As a writer who aspires to get published by someone else, or aspires to sell many copies of self-published material, I’ve often heard it advised that I never express such opinions. That unless I intend to run for political office or establish a career as a political blogger, I should keep my opinions on such things totally under wraps. People don’t want to follow someone on Twitter that expresses political views all the time, unless they are political themselves, some have suggested.
That may or not be true to some extent. It may or may not be a bigger worry of mine if getting more Twitter followers were a higher priority for me. I’d like more, but if they don’t come, they don’t come. Something tells me the flow of followers would not change greatly depending on how often I expressed views on current events.
Still, I understand the advise somewhat. Though I should be open minded enough, for example, to read and enjoy the well-written novels of someone that is an arch-Conservative, the truth is I find that to be a strike against the work. Yes, in many ways it’s unfair. But as with any endeavor in life, we tend not to want to associate or socialize with people who hold views that are offensive to us. Not all Conservatives offend me, though more do as time goes on. But to a large extent one’s fiction is a personal thing, springing forth from within oneself, reading the fiction of someone I would personally detest is difficult.
The same with the music of singers or the acting of actors. There just seems to be less difficulty enjoying the artistic work of those whose political views are unknown at least, or closer to my own at the most.
When I take this into account, I would want people to read my fiction and come see my plays regardless of my opinions. Is it not easier for them to do so if they don’t know what my opinions are?
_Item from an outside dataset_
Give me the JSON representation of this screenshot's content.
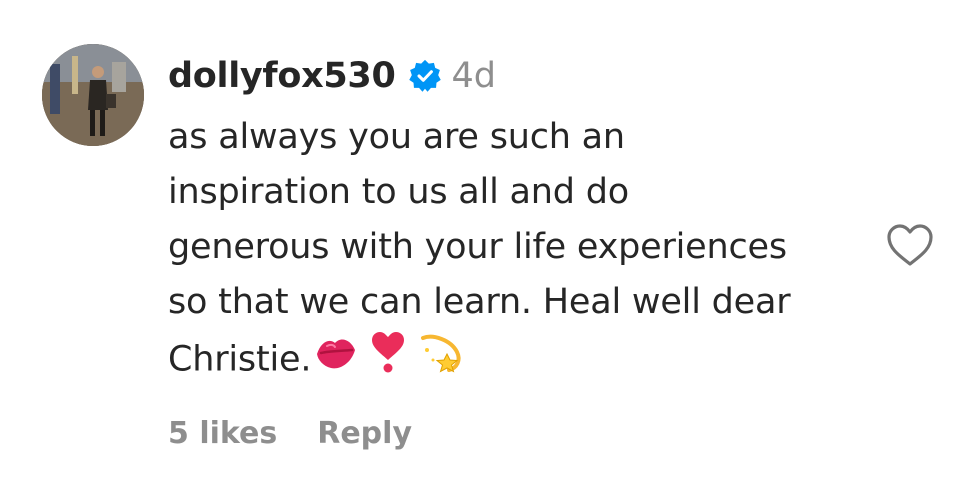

On the other hand, to not mention what I think of issues that are important to me-that is to say to not speak out against something in the political or social climate that has made me angry would be to censor myself in a way, would it not? Am I not casting off, or pretending that a large part of my consciousness is not there, out of the hope that it will not prevent people from liking my creations? That seems obscene.
Don’t get me wrong, I can use tact and diplomacy. I don’t need to talk about a political issue all of the time, as this blog oft hath shown. I tweet about other things as well. Just as I wouldn’t engage in political wrangling at someone’s house when I was a guest, or at other inappropriate times. I’m not uncouth, after all. But on my “platform” online, I feel the need to sometimes at least make it clear who I am and for what I will and will not stand…even if that doesn’t mean making speeches all of the time.
Maybe others are more open minded about art than I am. Maybe most people don’t care about the political leanings of the writers they read, or the actors they watch.
Maybe even I am not that way myself; how many examples of not liking performances or novels created by arch-Conservatives can I actually present? I still enjoyed the movies based on the very recently departed Tom Clancy, even though I am disgusted by most of what he stood for as a man. But I haven’t exactly lined up to buy any of Newt Gingrich’s novels either…
Plus there is the never ending mystery within my mind of how I have Conservative friends. How I and they are close despite the huge moral differences. If I can be friends with them, can I not enjoy their novels? Perhaps so, but I am uncertain.
So I don’t know. I can only say I will sometimes mention online, as I would in person, what my beliefs about an important subject are, at least so people know with whom they are dealing. Only they can decide if afterward I have shown too much to make my fiction or my performances enjoyable.